A hallmark of collective bargaining agreements is the grievance procedure. The grievance procedure eliminates employment at will and employees must go through a progressive discipline process before being disciplined or terminated. Each step of the grievance procedure must be negotiated between the employer and the union and varies from contract to contract.
Despite the variances, most grievance procedures follow the same basic pattern. The first step requires the employee to try to work out her issue with her immediate supervisor. If the employee is dissatisfied with the outcome of this effort, she presents a written and signed grievance to her supervisor within a certain number of days of the alleged incident, and a formal meeting between the supervisor and employee is held, again within a certain number of days.
If she is still not satisfied, the employee can usually request a written response from her employer. After the written response from the employer, she can force a meeting between herself, her union representatives, and management employees. Sometimes written responses are required after these meetings, as well. If the union and employer still cannot resolve the employee’s issue, parties can choose to go to arbitration and have an arbitrator decide the outcome.

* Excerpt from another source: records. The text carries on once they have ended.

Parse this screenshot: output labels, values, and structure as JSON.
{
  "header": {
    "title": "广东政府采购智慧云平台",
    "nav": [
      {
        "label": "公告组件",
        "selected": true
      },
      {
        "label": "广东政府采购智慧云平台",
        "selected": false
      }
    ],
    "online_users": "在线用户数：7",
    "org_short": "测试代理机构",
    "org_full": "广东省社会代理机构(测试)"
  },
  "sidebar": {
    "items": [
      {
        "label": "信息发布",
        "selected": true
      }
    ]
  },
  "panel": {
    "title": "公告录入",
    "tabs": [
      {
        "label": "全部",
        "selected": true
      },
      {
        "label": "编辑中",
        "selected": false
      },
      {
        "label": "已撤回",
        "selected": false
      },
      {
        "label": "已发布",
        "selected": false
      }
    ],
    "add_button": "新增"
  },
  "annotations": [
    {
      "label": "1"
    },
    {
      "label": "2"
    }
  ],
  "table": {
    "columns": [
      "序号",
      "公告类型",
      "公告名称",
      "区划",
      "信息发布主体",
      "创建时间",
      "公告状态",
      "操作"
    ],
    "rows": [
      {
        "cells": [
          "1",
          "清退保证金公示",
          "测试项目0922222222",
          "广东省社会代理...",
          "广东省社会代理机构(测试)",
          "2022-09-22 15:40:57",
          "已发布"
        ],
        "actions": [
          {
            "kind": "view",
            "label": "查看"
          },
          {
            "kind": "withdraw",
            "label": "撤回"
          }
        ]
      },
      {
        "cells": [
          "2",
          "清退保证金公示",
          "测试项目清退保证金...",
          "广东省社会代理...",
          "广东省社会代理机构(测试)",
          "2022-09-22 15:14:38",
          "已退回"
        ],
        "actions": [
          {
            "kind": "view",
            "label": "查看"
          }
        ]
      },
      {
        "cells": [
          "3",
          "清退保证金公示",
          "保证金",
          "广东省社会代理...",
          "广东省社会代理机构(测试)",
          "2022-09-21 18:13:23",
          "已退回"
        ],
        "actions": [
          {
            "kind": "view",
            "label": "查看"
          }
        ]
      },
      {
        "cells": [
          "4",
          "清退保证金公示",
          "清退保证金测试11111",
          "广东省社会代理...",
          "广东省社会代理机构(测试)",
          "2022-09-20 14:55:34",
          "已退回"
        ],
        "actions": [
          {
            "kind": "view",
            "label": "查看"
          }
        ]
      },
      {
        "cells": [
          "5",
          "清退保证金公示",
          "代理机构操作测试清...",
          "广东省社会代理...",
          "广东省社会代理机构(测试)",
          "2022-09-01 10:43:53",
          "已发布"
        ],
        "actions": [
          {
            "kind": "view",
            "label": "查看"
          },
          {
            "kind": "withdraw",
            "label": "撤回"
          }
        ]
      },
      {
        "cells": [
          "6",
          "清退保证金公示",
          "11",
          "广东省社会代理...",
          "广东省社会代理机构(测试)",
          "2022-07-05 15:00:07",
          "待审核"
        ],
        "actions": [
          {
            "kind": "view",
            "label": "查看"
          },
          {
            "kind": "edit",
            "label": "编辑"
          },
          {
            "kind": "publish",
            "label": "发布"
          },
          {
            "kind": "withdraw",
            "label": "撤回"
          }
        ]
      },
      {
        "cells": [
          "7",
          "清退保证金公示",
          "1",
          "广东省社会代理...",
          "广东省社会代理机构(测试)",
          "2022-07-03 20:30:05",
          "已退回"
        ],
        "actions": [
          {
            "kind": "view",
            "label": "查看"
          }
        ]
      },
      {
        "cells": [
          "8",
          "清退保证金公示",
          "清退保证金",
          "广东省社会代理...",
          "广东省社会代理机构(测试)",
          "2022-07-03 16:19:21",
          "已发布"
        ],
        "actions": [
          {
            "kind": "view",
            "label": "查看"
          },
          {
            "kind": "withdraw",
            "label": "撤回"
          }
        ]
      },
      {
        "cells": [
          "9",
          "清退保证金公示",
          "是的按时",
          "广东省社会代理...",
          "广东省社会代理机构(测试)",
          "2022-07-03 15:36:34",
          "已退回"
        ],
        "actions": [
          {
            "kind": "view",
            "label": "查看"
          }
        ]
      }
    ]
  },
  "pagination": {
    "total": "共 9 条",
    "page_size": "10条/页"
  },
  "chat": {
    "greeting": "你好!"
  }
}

Many employers consult with legal counsel throughout each step of the grievance procedure and choose to have legal counsel attend all or some of the meetings. Legal counsel involvement in the grievance procedure is especially prudent when arbitration or litigation is likely to occur after the grievance phase is complete.